Work instructions: Copy out the records again. Change nothing.

(Record excerpts Opens)

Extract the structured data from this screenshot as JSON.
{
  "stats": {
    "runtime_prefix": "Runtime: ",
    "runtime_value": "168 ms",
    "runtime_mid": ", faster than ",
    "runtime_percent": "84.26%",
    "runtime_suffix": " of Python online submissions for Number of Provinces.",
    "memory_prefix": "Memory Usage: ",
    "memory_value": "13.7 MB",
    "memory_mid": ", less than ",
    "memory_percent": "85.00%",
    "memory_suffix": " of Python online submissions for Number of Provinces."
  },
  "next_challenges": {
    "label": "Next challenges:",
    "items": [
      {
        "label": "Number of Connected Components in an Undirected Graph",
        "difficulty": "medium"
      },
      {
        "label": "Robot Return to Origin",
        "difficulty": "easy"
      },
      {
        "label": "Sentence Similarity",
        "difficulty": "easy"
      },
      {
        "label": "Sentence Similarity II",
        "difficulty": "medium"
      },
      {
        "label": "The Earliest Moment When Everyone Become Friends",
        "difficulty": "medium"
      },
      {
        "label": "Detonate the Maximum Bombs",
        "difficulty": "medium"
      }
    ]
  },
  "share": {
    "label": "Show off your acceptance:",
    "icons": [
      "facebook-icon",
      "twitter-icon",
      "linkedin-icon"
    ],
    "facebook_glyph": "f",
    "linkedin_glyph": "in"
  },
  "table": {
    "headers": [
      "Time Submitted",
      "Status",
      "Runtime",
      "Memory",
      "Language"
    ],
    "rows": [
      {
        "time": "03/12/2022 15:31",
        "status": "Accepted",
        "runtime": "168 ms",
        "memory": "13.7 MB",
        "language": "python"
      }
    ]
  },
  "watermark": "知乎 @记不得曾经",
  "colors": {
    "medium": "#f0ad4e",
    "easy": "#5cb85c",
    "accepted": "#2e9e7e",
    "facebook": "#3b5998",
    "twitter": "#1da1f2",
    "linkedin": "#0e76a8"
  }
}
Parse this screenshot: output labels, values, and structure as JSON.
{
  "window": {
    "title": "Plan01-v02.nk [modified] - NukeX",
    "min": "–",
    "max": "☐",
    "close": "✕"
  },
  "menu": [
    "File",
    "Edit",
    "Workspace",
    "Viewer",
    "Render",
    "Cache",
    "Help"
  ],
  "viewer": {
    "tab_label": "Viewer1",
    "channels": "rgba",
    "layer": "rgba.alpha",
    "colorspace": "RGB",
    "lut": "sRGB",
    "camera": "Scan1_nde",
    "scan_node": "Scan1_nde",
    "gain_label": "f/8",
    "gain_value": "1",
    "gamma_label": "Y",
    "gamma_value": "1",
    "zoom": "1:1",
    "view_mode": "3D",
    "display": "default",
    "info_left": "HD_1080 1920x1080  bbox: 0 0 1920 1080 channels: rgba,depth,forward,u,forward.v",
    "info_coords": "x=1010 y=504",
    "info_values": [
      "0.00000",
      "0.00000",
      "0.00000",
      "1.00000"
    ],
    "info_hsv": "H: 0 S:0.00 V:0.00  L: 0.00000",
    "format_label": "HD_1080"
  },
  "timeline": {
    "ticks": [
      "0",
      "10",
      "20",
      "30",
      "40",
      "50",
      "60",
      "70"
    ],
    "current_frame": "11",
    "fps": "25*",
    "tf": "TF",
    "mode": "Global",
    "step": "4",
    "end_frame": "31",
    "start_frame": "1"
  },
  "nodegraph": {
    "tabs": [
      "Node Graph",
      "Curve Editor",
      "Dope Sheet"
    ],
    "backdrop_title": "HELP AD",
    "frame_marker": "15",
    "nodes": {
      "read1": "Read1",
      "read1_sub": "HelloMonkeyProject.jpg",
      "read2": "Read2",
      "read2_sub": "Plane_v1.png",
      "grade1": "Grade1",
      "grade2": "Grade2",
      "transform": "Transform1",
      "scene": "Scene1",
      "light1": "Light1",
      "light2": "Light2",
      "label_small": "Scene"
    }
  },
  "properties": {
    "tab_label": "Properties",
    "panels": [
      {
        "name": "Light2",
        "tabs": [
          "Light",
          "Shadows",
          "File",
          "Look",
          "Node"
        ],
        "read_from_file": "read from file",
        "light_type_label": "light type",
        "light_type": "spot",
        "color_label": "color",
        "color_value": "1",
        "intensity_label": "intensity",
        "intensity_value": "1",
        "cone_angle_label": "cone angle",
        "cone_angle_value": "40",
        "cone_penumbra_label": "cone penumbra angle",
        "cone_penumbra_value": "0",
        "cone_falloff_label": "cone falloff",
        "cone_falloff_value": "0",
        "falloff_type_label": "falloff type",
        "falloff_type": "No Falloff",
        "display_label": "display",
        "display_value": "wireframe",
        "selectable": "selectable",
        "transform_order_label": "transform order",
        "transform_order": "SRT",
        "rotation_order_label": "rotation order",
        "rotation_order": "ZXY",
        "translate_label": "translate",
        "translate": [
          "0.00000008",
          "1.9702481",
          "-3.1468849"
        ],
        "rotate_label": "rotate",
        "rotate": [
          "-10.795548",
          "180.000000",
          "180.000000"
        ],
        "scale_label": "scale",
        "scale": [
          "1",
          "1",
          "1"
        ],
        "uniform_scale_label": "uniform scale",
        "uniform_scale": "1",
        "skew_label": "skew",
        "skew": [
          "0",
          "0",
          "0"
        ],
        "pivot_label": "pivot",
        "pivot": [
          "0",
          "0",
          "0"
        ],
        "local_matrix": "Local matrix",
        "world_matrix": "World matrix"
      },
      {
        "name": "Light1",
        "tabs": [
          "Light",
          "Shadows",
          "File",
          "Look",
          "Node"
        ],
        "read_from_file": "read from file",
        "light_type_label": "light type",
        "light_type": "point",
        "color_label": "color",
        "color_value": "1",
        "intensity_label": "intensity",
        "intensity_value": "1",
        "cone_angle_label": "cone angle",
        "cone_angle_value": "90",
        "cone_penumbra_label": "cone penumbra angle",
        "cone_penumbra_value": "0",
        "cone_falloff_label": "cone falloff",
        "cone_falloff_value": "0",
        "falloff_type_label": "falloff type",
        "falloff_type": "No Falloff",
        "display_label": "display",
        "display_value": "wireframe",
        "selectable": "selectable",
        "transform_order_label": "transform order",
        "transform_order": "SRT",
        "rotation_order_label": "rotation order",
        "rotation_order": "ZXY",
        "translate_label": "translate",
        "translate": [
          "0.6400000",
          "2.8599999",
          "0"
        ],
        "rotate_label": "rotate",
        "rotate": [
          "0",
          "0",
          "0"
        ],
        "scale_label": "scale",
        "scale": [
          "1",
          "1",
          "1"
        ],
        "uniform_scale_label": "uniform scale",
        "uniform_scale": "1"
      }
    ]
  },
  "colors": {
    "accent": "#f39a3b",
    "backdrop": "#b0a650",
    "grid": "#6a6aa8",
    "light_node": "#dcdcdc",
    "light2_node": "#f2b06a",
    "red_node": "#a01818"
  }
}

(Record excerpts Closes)

Solved problem:
Extract the structured data from this screenshot as JSON.
{
  "stats": {
    "runtime_prefix": "Runtime: ",
    "runtime_value": "168 ms",
    "runtime_mid": ", faster than ",
    "runtime_percent": "84.26%",
    "runtime_suffix": " of Python online submissions for Number of Provinces.",
    "memory_prefix": "Memory Usage: ",
    "memory_value": "13.7 MB",
    "memory_mid": ", less than ",
    "memory_percent": "85.00%",
    "memory_suffix": " of Python online submissions for Number of Provinces."
  },
  "next_challenges": {
    "label": "Next challenges:",
    "items": [
      {
        "label": "Number of Connected Components in an Undirected Graph",
        "difficulty": "medium"
      },
      {
        "label": "Robot Return to Origin",
        "difficulty": "easy"
      },
      {
        "label": "Sentence Similarity",
        "difficulty": "easy"
      },
      {
        "label": "Sentence Similarity II",
        "difficulty": "medium"
      },
      {
        "label": "The Earliest Moment When Everyone Become Friends",
        "difficulty": "medium"
      },
      {
        "label": "Detonate the Maximum Bombs",
        "difficulty": "medium"
      }
    ]
  },
  "share": {
    "label": "Show off your acceptance:",
    "icons": [
      "facebook-icon",
      "twitter-icon",
      "linkedin-icon"
    ],
    "facebook_glyph": "f",
    "linkedin_glyph": "in"
  },
  "table": {
    "headers": [
      "Time Submitted",
      "Status",
      "Runtime",
      "Memory",
      "Language"
    ],
    "rows": [
      {
        "time": "03/12/2022 15:31",
        "status": "Accepted",
        "runtime": "168 ms",
        "memory": "13.7 MB",
        "language": "python"
      }
    ]
  },
  "watermark": "知乎 @记不得曾经",
  "colors": {
    "medium": "#f0ad4e",
    "easy": "#5cb85c",
    "accepted": "#2e9e7e",
    "facebook": "#3b5998",
    "twitter": "#1da1f2",
    "linkedin": "#0e76a8"
  }
}
Parse this screenshot: output labels, values, and structure as JSON.
{
  "window": {
    "title": "Plan01-v02.nk [modified] - NukeX",
    "min": "–",
    "max": "☐",
    "close": "✕"
  },
  "menu": [
    "File",
    "Edit",
    "Workspace",
    "Viewer",
    "Render",
    "Cache",
    "Help"
  ],
  "viewer": {
    "tab_label": "Viewer1",
    "channels": "rgba",
    "layer": "rgba.alpha",
    "colorspace": "RGB",
    "lut": "sRGB",
    "camera": "Scan1_nde",
    "scan_node": "Scan1_nde",
    "gain_label": "f/8",
    "gain_value": "1",
    "gamma_label": "Y",
    "gamma_value": "1",
    "zoom": "1:1",
    "view_mode": "3D",
    "display": "default",
    "info_left": "HD_1080 1920x1080  bbox: 0 0 1920 1080 channels: rgba,depth,forward,u,forward.v",
    "info_coords": "x=1010 y=504",
    "info_values": [
      "0.00000",
      "0.00000",
      "0.00000",
      "1.00000"
    ],
    "info_hsv": "H: 0 S:0.00 V:0.00  L: 0.00000",
    "format_label": "HD_1080"
  },
  "timeline": {
    "ticks": [
      "0",
      "10",
      "20",
      "30",
      "40",
      "50",
      "60",
      "70"
    ],
    "current_frame": "11",
    "fps": "25*",
    "tf": "TF",
    "mode": "Global",
    "step": "4",
    "end_frame": "31",
    "start_frame": "1"
  },
  "nodegraph": {
    "tabs": [
      "Node Graph",
      "Curve Editor",
      "Dope Sheet"
    ],
    "backdrop_title": "HELP AD",
    "frame_marker": "15",
    "nodes": {
      "read1": "Read1",
      "read1_sub": "HelloMonkeyProject.jpg",
      "read2": "Read2",
      "read2_sub": "Plane_v1.png",
      "grade1": "Grade1",
      "grade2": "Grade2",
      "transform": "Transform1",
      "scene": "Scene1",
      "light1": "Light1",
      "light2": "Light2",
      "label_small": "Scene"
    }
  },
  "properties": {
    "tab_label": "Properties",
    "panels": [
      {
        "name": "Light2",
        "tabs": [
          "Light",
          "Shadows",
          "File",
          "Look",
          "Node"
        ],
        "read_from_file": "read from file",
        "light_type_label": "light type",
        "light_type": "spot",
        "color_label": "color",
        "color_value": "1",
        "intensity_label": "intensity",
        "intensity_value": "1",
        "cone_angle_label": "cone angle",
        "cone_angle_value": "40",
        "cone_penumbra_label": "cone penumbra angle",
        "cone_penumbra_value": "0",
        "cone_falloff_label": "cone falloff",
        "cone_falloff_value": "0",
        "falloff_type_label": "falloff type",
        "falloff_type": "No Falloff",
        "display_label": "display",
        "display_value": "wireframe",
        "selectable": "selectable",
        "transform_order_label": "transform order",
        "transform_order": "SRT",
        "rotation_order_label": "rotation order",
        "rotation_order": "ZXY",
        "translate_label": "translate",
        "translate": [
          "0.00000008",
          "1.9702481",
          "-3.1468849"
        ],
        "rotate_label": "rotate",
        "rotate": [
          "-10.795548",
          "180.000000",
          "180.000000"
        ],
        "scale_label": "scale",
        "scale": [
          "1",
          "1",
          "1"
        ],
        "uniform_scale_label": "uniform scale",
        "uniform_scale": "1",
        "skew_label": "skew",
        "skew": [
          "0",
          "0",
          "0"
        ],
        "pivot_label": "pivot",
        "pivot": [
          "0",
          "0",
          "0"
        ],
        "local_matrix": "Local matrix",
        "world_matrix": "World matrix"
      },
      {
        "name": "Light1",
        "tabs": [
          "Light",
          "Shadows",
          "File",
          "Look",
          "Node"
        ],
        "read_from_file": "read from file",
        "light_type_label": "light type",
        "light_type": "point",
        "color_label": "color",
        "color_value": "1",
        "intensity_label": "intensity",
        "intensity_value": "1",
        "cone_angle_label": "cone angle",
        "cone_angle_value": "90",
        "cone_penumbra_label": "cone penumbra angle",
        "cone_penumbra_value": "0",
        "cone_falloff_label": "cone falloff",
        "cone_falloff_value": "0",
        "falloff_type_label": "falloff type",
        "falloff_type": "No Falloff",
        "display_label": "display",
        "display_value": "wireframe",
        "selectable": "selectable",
        "transform_order_label": "transform order",
        "transform_order": "SRT",
        "rotation_order_label": "rotation order",
        "rotation_order": "ZXY",
        "translate_label": "translate",
        "translate": [
          "0.6400000",
          "2.8599999",
          "0"
        ],
        "rotate_label": "rotate",
        "rotate": [
          "0",
          "0",
          "0"
        ],
        "scale_label": "scale",
        "scale": [
          "1",
          "1",
          "1"
        ],
        "uniform_scale_label": "uniform scale",
        "uniform_scale": "1"
      }
    ]
  },
  "colors": {
    "accent": "#f39a3b",
    "backdrop": "#b0a650",
    "grid": "#6a6aa8",
    "light_node": "#dcdcdc",
    "light2_node": "#f2b06a",
    "red_node": "#a01818"
  }
}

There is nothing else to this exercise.